A third body was found in the wreckage of an Maryland apartment building Friday, and police warned that the death toll could rise in the explosion and fire that devastated two buildings late Wednesday.
A third body was found Friday afternoon as fire officials and investigators worked the scene of the deadly blast and fire in the Washington, D.C. suburb of Silver Spring, Montgomery Police said. Other people are missing, but authorities have not determined an exact number.
"Our investigation leads us to the conclusion that a number of people are still within the remains of the buildings," Montgomery County Assistant Police Chief Russ Hamill told reporters. He earlier said that no one still inside the building is expected to be alive.
Fire officials on Thursday had initially said five to seven people were unaccounted for. Hamill said some people previously thought missing were located, but he said Friday authorities an exact number had not been finalized.
The blast erupted late Wednesday just before midnight, and a fire raged for two hours. Residents told NBC Washington they smelled gas in recent weeks, and some said they didn't feel their complaints were taken seriously.
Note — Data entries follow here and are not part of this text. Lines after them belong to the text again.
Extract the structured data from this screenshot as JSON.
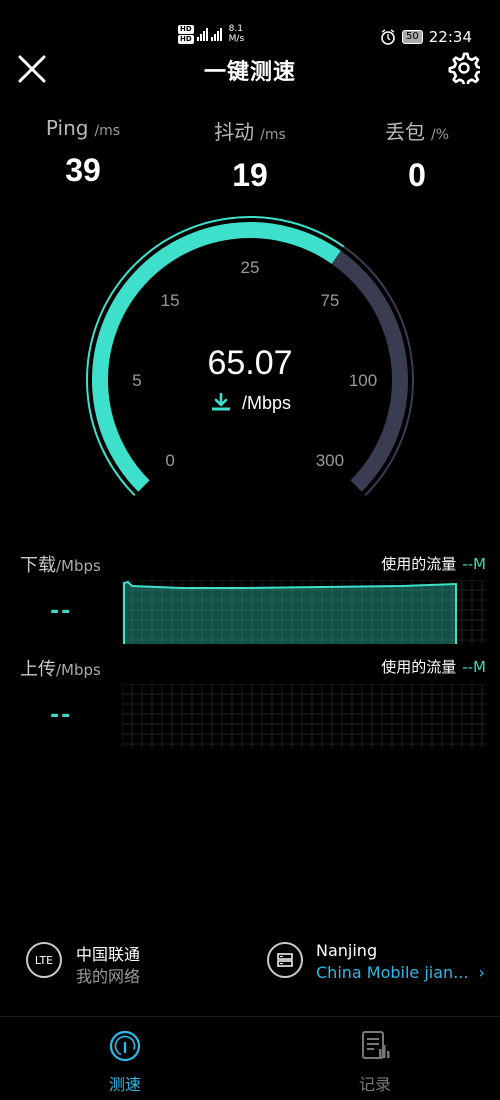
{
  "status_bar": {
    "net_speed_value": "8.1",
    "net_speed_unit": "M/s",
    "battery": "50",
    "time": "22:34"
  },
  "header": {
    "title": "一键测速"
  },
  "metrics": [
    {
      "label": "Ping",
      "unit": "/ms",
      "value": "39"
    },
    {
      "label": "抖动",
      "unit": "/ms",
      "value": "19"
    },
    {
      "label": "丢包",
      "unit": "/%",
      "value": "0"
    }
  ],
  "gauge": {
    "speed": "65.07",
    "unit": "/Mbps",
    "ticks": [
      "0",
      "5",
      "15",
      "25",
      "75",
      "100",
      "300"
    ],
    "progress_fraction": 0.63,
    "colors": {
      "active": "#3ee0cc",
      "track": "#3a3d52"
    }
  },
  "download": {
    "label": "下载",
    "unit": "/Mbps",
    "value": "--",
    "usage_label": "使用的流量",
    "usage_value": "--M"
  },
  "upload": {
    "label": "上传",
    "unit": "/Mbps",
    "value": "--",
    "usage_label": "使用的流量",
    "usage_value": "--M"
  },
  "carrier": {
    "icon_text": "LTE",
    "name": "中国联通",
    "network": "我的网络"
  },
  "server": {
    "city": "Nanjing",
    "provider": "China Mobile jian..."
  },
  "nav": {
    "test_label": "测速",
    "history_label": "记录"
  }
}
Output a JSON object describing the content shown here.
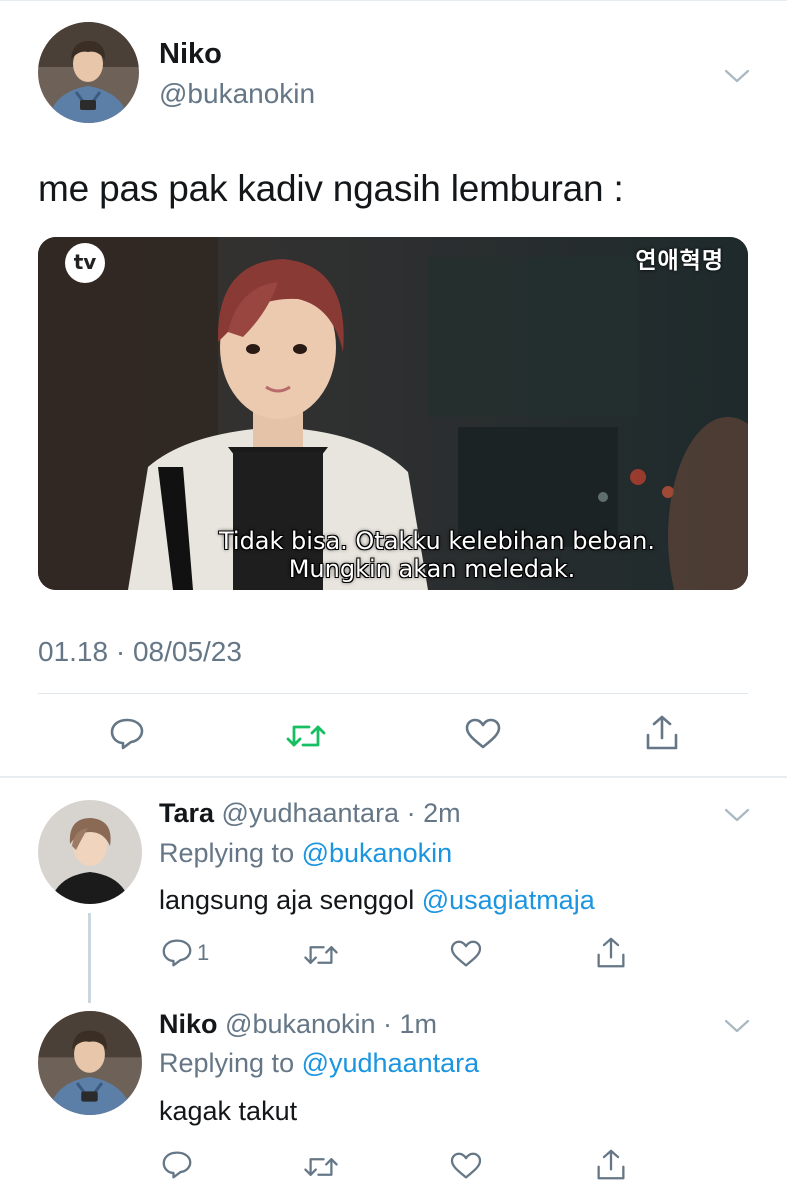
{
  "tweet": {
    "name": "Niko",
    "handle": "@bukanokin",
    "text": "me pas pak kadiv ngasih lemburan :",
    "media": {
      "logo": "tv",
      "brand": "연애혁명",
      "subtitle_line1": "Tidak bisa. Otakku kelebihan beban.",
      "subtitle_line2": "Mungkin akan meledak."
    },
    "timestamp": "01.18 · 08/05/23",
    "actions": [
      "reply-icon",
      "retweet-icon",
      "like-icon",
      "share-icon"
    ],
    "retweet_color": "#17bf63"
  },
  "replies": [
    {
      "name": "Tara",
      "meta": "@yudhaantara · 2m",
      "replying_label": "Replying to",
      "replying_to": "@bukanokin",
      "text_prefix": "langsung aja senggol ",
      "text_mention": "@usagiatmaja",
      "reply_count": "1"
    },
    {
      "name": "Niko",
      "meta": "@bukanokin · 1m",
      "replying_label": "Replying to",
      "replying_to": "@yudhaantara",
      "text": "kagak takut"
    }
  ],
  "colors": {
    "text": "#14171a",
    "secondary": "#657786",
    "link": "#1b95e0",
    "divider": "#e1e8ed"
  }
}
"I've been smelling gas for weeks. I called 911, they came and told us it smelled like incense," Resident Adrian Boya told the station. "That's pretty sad. It's like they didn't take us seriously."
Montgomery County Executive Ike Leggett said that a call about gas was made on July 25, but officials were still gathering information whether other complaints were made.
The federal Bureau of Alcohol, Tobacco, Firearms and Explosives are assisting with the investigation, and sent arson and bomb investigators to the scene.
Thirty-one people were injured and taken to hospitals. Three firefighters were also hurt. All of those hospitalized after the blast and fire have been identified, Hamill said. The three bodies that were recovered have not yet been identified.
Fire personnel were working Friday to secure and stabilize parts of the damaged building so searchers and investigators can safely enter.
"It's a collapse hazard, which is a dangerous situation for the personnel," acting county fire chief David Steckel said.
Hamill urged family and friends of missing residents to call police. He said investigators have accounted for 110 residents of the buildings. "Our investigators will continue with this endeavor until we can account for everyone that was within the buildings," Hamill said.